There is now another remarkable transition from the great and godly king Hezekiah to his wicked and vile son Manasseh. Manasseh, however, was not but a youth when he became king (33:1), and it is likely that he was led around by those who did not have the purest of motives and neither did they have the interest of Judah in mind. Having been influenced in this direction the Lord set His course on and against Judah. Manasseh took note of his sin, confessed it to the Lord, and the Lord reestablished his monarchy. While Manasseh was an evil king he died a righteous king because “he humbled himself greatly before the God of his father” (33:12). Manasseh’s son, however, was not so virtuous, and because of this lack of virtue the Lord was against him, and so were some of the people of Judah – for they assassinated him (33:21-25).
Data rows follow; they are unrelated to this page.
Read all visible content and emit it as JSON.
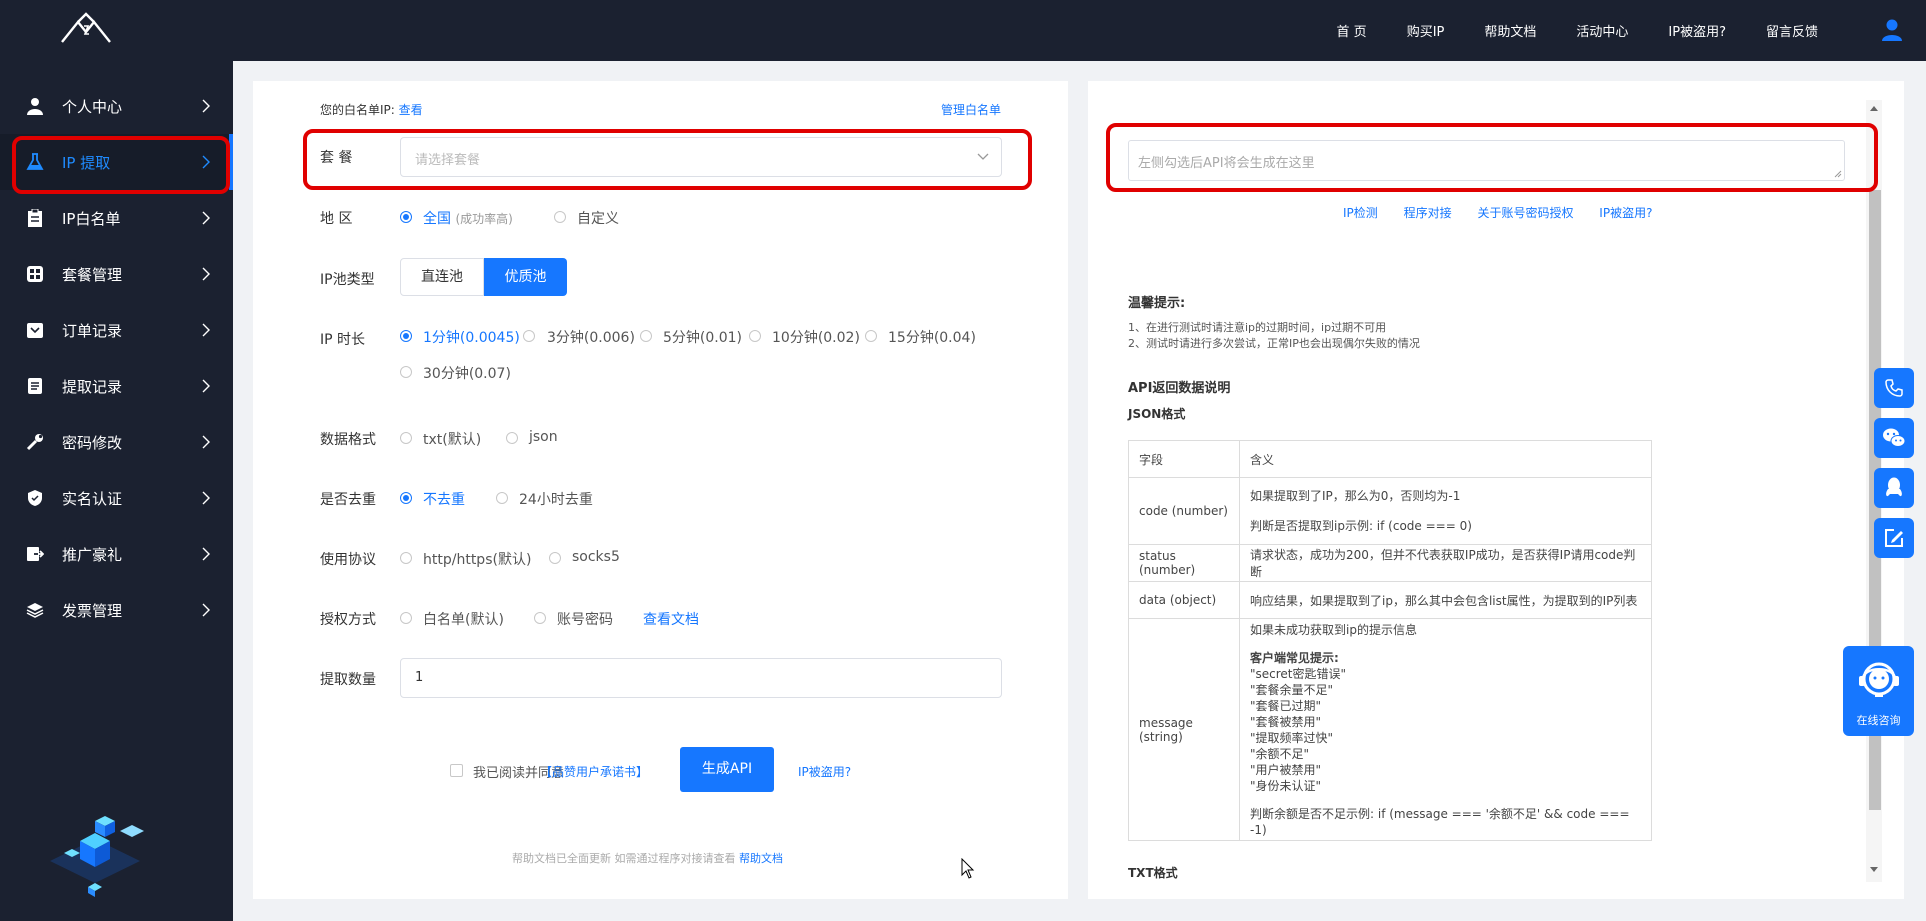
{
  "nav": {
    "items": [
      "首 页",
      "购买IP",
      "帮助文档",
      "活动中心",
      "IP被盗用?",
      "留言反馈"
    ]
  },
  "sidebar": {
    "items": [
      {
        "label": "个人中心",
        "icon": "user-icon"
      },
      {
        "label": "IP 提取",
        "icon": "flask-icon"
      },
      {
        "label": "IP白名单",
        "icon": "clipboard-icon"
      },
      {
        "label": "套餐管理",
        "icon": "grid-icon"
      },
      {
        "label": "订单记录",
        "icon": "order-icon"
      },
      {
        "label": "提取记录",
        "icon": "list-icon"
      },
      {
        "label": "密码修改",
        "icon": "wrench-icon"
      },
      {
        "label": "实名认证",
        "icon": "shield-icon"
      },
      {
        "label": "推广豪礼",
        "icon": "share-icon"
      },
      {
        "label": "发票管理",
        "icon": "layers-icon"
      }
    ],
    "active_index": 1
  },
  "form": {
    "whitelist_prefix": "您的白名单IP:",
    "whitelist_view": "查看",
    "manage_whitelist": "管理白名单",
    "package_label": "套 餐",
    "package_placeholder": "请选择套餐",
    "region_label": "地 区",
    "region_all": "全国",
    "region_all_note": "(成功率高)",
    "region_custom": "自定义",
    "pool_label": "IP池类型",
    "pool_direct": "直连池",
    "pool_premium": "优质池",
    "duration_label": "IP 时长",
    "durations": [
      "1分钟(0.0045)",
      "3分钟(0.006)",
      "5分钟(0.01)",
      "10分钟(0.02)",
      "15分钟(0.04)",
      "30分钟(0.07)"
    ],
    "format_label": "数据格式",
    "format_txt": "txt(默认)",
    "format_json": "json",
    "dedup_label": "是否去重",
    "dedup_no": "不去重",
    "dedup_24h": "24小时去重",
    "protocol_label": "使用协议",
    "protocol_http": "http/https(默认)",
    "protocol_socks5": "socks5",
    "auth_label": "授权方式",
    "auth_whitelist": "白名单(默认)",
    "auth_account": "账号密码",
    "auth_doc": "查看文档",
    "quantity_label": "提取数量",
    "quantity_value": "1",
    "agree_text": "我已阅读并同意",
    "agree_link": "【品赞用户承诺书】",
    "generate_button": "生成API",
    "stolen_link": "IP被盗用?",
    "footer_note": "帮助文档已全面更新 如需通过程序对接请查看",
    "footer_link": "帮助文档"
  },
  "right": {
    "api_placeholder": "左侧勾选后API将会生成在这里",
    "links": [
      "IP检测",
      "程序对接",
      "关于账号密码授权",
      "IP被盗用?"
    ],
    "tips_title": "温馨提示:",
    "tips": [
      "1、在进行测试时请注意ip的过期时间，ip过期不可用",
      "2、测试时请进行多次尝试，正常IP也会出现偶尔失败的情况"
    ],
    "api_desc_title": "API返回数据说明",
    "json_title": "JSON格式",
    "table_header": [
      "字段",
      "含义"
    ],
    "rows": [
      {
        "field": "code (number)",
        "lines": [
          "如果提取到了IP，那么为0，否则均为-1",
          "判断是否提取到ip示例: if (code === 0)"
        ]
      },
      {
        "field": "status (number)",
        "lines": [
          "请求状态，成功为200，但并不代表获取IP成功，是否获得IP请用code判断"
        ]
      },
      {
        "field": "data (object)",
        "lines": [
          "响应结果，如果提取到了ip，那么其中会包含list属性，为提取到的IP列表"
        ]
      },
      {
        "field": "message (string)",
        "lines": [
          "如果未成功获取到ip的提示信息",
          "客户端常见提示:",
          "\"secret密匙错误\"",
          "\"套餐余量不足\"",
          "\"套餐已过期\"",
          "\"套餐被禁用\"",
          "\"提取频率过快\"",
          "\"余额不足\"",
          "\"用户被禁用\"",
          "\"身份未认证\"",
          "判断余额是否不足示例: if (message === '余额不足' && code === -1)"
        ]
      }
    ],
    "txt_title": "TXT格式"
  },
  "floating": {
    "consult_label": "在线咨询"
  }
}
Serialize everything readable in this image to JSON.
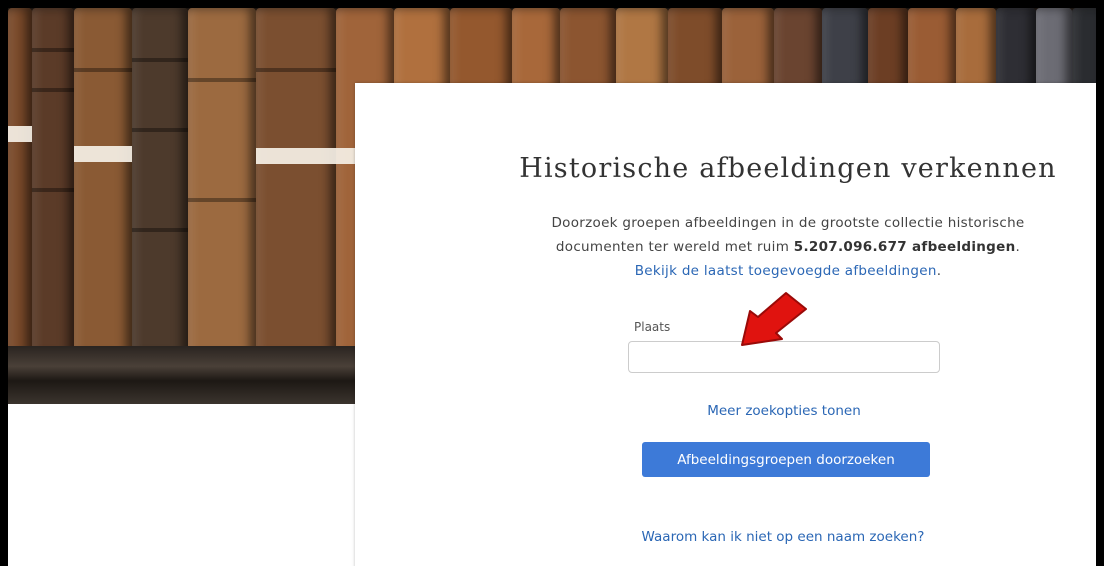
{
  "hero": {
    "image_description": "bookshelf-photo"
  },
  "card": {
    "title": "Historische afbeeldingen verkennen",
    "description_prefix": "Doorzoek groepen afbeeldingen in de grootste collectie historische documenten ter wereld met ruim ",
    "description_count": "5.207.096.677 afbeeldingen",
    "description_suffix": ".",
    "recent_link": "Bekijk de laatst toegevoegde afbeeldingen",
    "recent_link_suffix": ".",
    "place_label": "Plaats",
    "place_value": "",
    "more_options_link": "Meer zoekopties tonen",
    "search_button": "Afbeeldingsgroepen doorzoeken",
    "why_link": "Waarom kan ik niet op een naam zoeken?"
  },
  "colors": {
    "link": "#2b67b5",
    "button": "#3d7ad8",
    "annotation_arrow": "#e0130f"
  }
}
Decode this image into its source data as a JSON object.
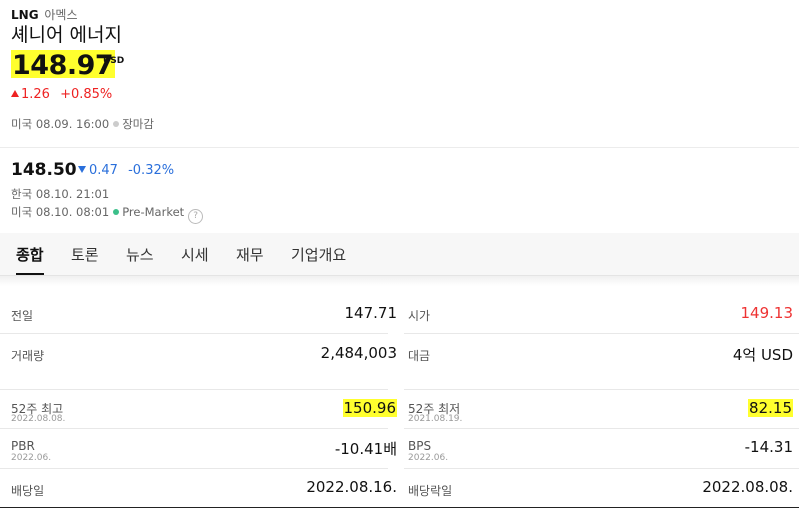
{
  "header": {
    "symbol": "LNG",
    "exchange": "아멕스",
    "company_name": "셰니어 에너지",
    "price": "148.97",
    "currency": "USD",
    "change": "1.26",
    "change_pct": "+0.85%",
    "market_time": "미국 08.09. 16:00",
    "market_status": "장마감"
  },
  "premarket": {
    "price": "148.50",
    "change": "0.47",
    "change_pct": "-0.32%",
    "korea_time": "한국 08.10. 21:01",
    "us_time": "미국 08.10. 08:01",
    "session": "Pre-Market",
    "help": "?"
  },
  "tabs": [
    "종합",
    "토론",
    "뉴스",
    "시세",
    "재무",
    "기업개요"
  ],
  "stats": {
    "prev_close_label": "전일",
    "prev_close": "147.71",
    "open_label": "시가",
    "open": "149.13",
    "volume_label": "거래량",
    "volume": "2,484,003",
    "amount_label": "대금",
    "amount": "4억 USD",
    "high52_label": "52주 최고",
    "high52_date": "2022.08.08.",
    "high52": "150.96",
    "low52_label": "52주 최저",
    "low52_date": "2021.08.19.",
    "low52": "82.15",
    "pbr_label": "PBR",
    "pbr_date": "2022.06.",
    "pbr": "-10.41배",
    "bps_label": "BPS",
    "bps_date": "2022.06.",
    "bps": "-14.31",
    "div_date_label": "배당일",
    "div_date": "2022.08.16.",
    "exdiv_label": "배당락일",
    "exdiv_date": "2022.08.08."
  },
  "colors": {
    "up": "#e22222",
    "down": "#2a6fdb",
    "highlight": "#ffff2e"
  }
}
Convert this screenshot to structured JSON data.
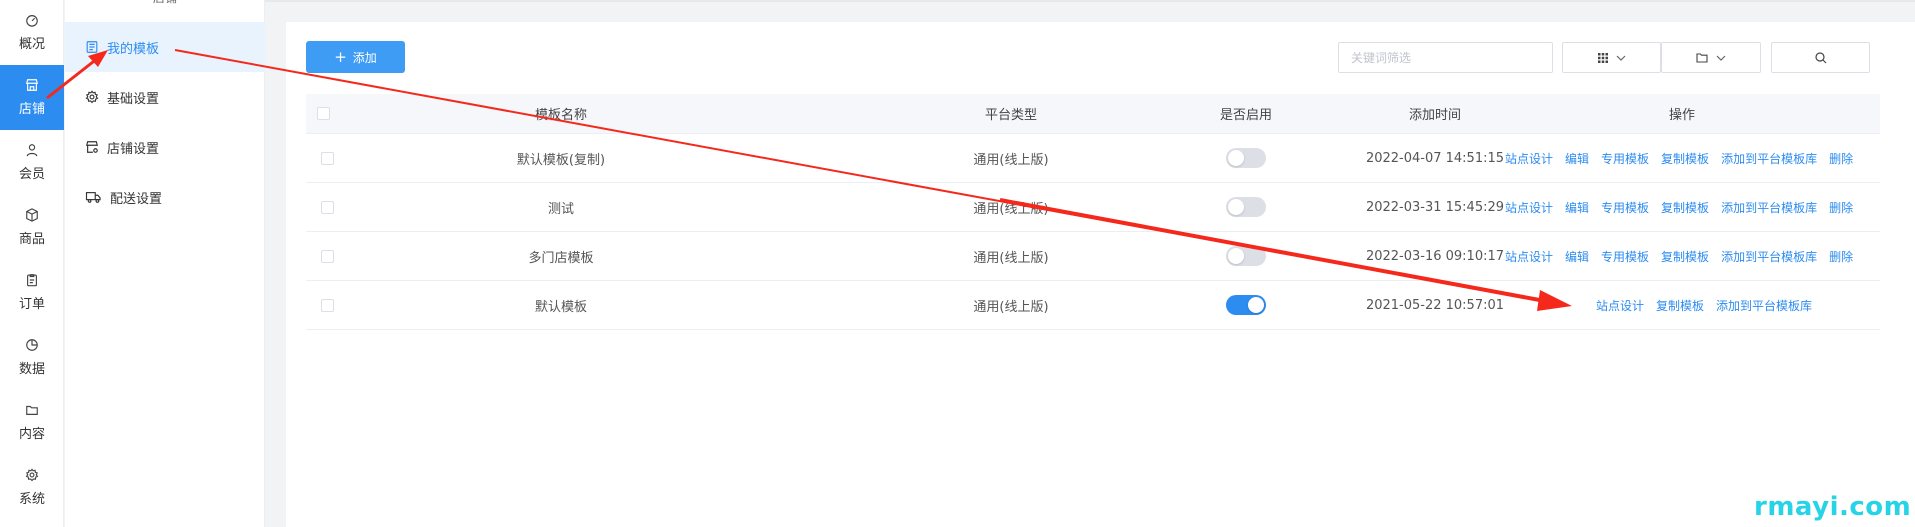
{
  "rail": {
    "items": [
      {
        "label": "概况",
        "icon": "dashboard-icon",
        "active": false
      },
      {
        "label": "店铺",
        "icon": "store-icon",
        "active": true
      },
      {
        "label": "会员",
        "icon": "user-icon",
        "active": false
      },
      {
        "label": "商品",
        "icon": "box-icon",
        "active": false
      },
      {
        "label": "订单",
        "icon": "clipboard-icon",
        "active": false
      },
      {
        "label": "数据",
        "icon": "pie-chart-icon",
        "active": false
      },
      {
        "label": "内容",
        "icon": "folder-icon",
        "active": false
      },
      {
        "label": "系统",
        "icon": "gear-icon",
        "active": false
      }
    ]
  },
  "submenu": {
    "header": "店铺",
    "items": [
      {
        "label": "我的模板",
        "icon": "template-icon",
        "active": true
      },
      {
        "label": "基础设置",
        "icon": "gear-icon",
        "active": false
      },
      {
        "label": "店铺设置",
        "icon": "store-settings-icon",
        "active": false
      },
      {
        "label": "配送设置",
        "icon": "truck-icon",
        "active": false
      }
    ]
  },
  "toolbar": {
    "add_label": "添加",
    "search_placeholder": "关键词筛选"
  },
  "table": {
    "headers": {
      "name": "模板名称",
      "platform": "平台类型",
      "enabled": "是否启用",
      "time": "添加时间",
      "ops": "操作"
    },
    "rows": [
      {
        "name": "默认模板(复制)",
        "platform": "通用(线上版)",
        "enabled": false,
        "time": "2022-04-07 14:51:15",
        "ops": [
          "站点设计",
          "编辑",
          "专用模板",
          "复制模板",
          "添加到平台模板库",
          "删除"
        ]
      },
      {
        "name": "测试",
        "platform": "通用(线上版)",
        "enabled": false,
        "time": "2022-03-31 15:45:29",
        "ops": [
          "站点设计",
          "编辑",
          "专用模板",
          "复制模板",
          "添加到平台模板库",
          "删除"
        ]
      },
      {
        "name": "多门店模板",
        "platform": "通用(线上版)",
        "enabled": false,
        "time": "2022-03-16 09:10:17",
        "ops": [
          "站点设计",
          "编辑",
          "专用模板",
          "复制模板",
          "添加到平台模板库",
          "删除"
        ]
      },
      {
        "name": "默认模板",
        "platform": "通用(线上版)",
        "enabled": true,
        "time": "2021-05-22 10:57:01",
        "ops": [
          "站点设计",
          "复制模板",
          "添加到平台模板库"
        ]
      }
    ]
  },
  "colors": {
    "accent": "#2d8cf0",
    "annotation": "#f5281c",
    "watermark": "#27d3e6"
  },
  "watermark": "rmayi.com"
}
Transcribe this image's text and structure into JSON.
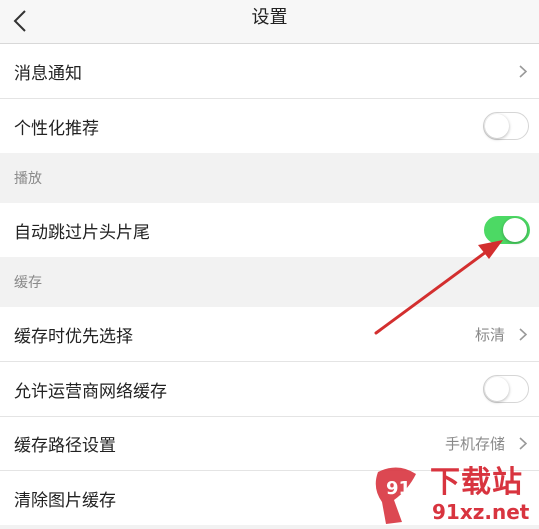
{
  "header": {
    "title": "设置"
  },
  "rows": {
    "notifications": {
      "label": "消息通知"
    },
    "personalized": {
      "label": "个性化推荐",
      "toggle": "off"
    },
    "skip_intro": {
      "label": "自动跳过片头片尾",
      "toggle": "on"
    },
    "cache_priority": {
      "label": "缓存时优先选择",
      "value": "标清"
    },
    "carrier_cache": {
      "label": "允许运营商网络缓存",
      "toggle": "off"
    },
    "cache_path": {
      "label": "缓存路径设置",
      "value": "手机存储"
    },
    "clear_images": {
      "label": "清除图片缓存"
    }
  },
  "sections": {
    "playback": "播放",
    "cache": "缓存"
  },
  "watermark": {
    "brand": "下载站",
    "domain": "91xz.net",
    "logo_text": "91"
  },
  "colors": {
    "toggle_on": "#4cd964",
    "annotation_arrow": "#d32f2f",
    "watermark": "#d8343f"
  }
}
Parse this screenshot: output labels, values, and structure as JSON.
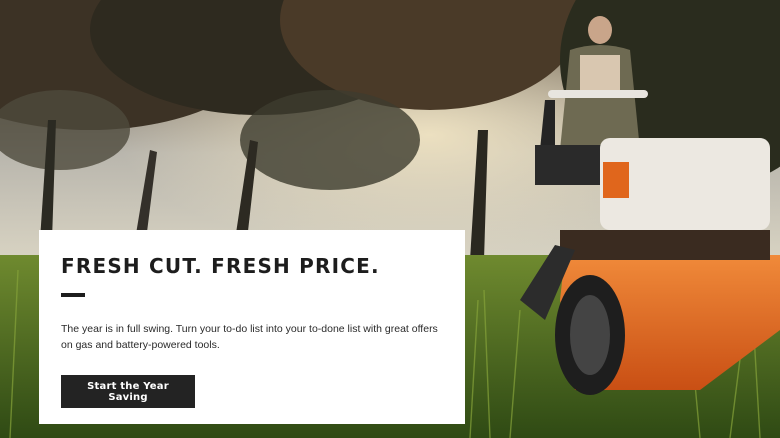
{
  "hero": {
    "headline": "FRESH CUT. FRESH PRICE.",
    "body": "The year is in full swing. Turn your to-do list into your to-done list with great offers on gas and battery-powered tools.",
    "cta_label": "Start the Year Saving"
  },
  "colors": {
    "card_bg": "#ffffff",
    "text": "#1d1d1d",
    "button_bg": "#232323",
    "mower_orange": "#e8641c",
    "grass_green": "#4d6b1f"
  }
}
Application: Manasseh suffered great humiliation in being carted off to Babylon, but having reached the pit of the valley he carved out for himself, Manasseh “came to himself,” and because he did the Lord heard his prayer. No matter how far one travels when on a spiritual path away from God, if the heart is truly penitent, there is no distance too great for the Lord that he can’t bring the penitent one back to a state of favor. There is encouragement in this.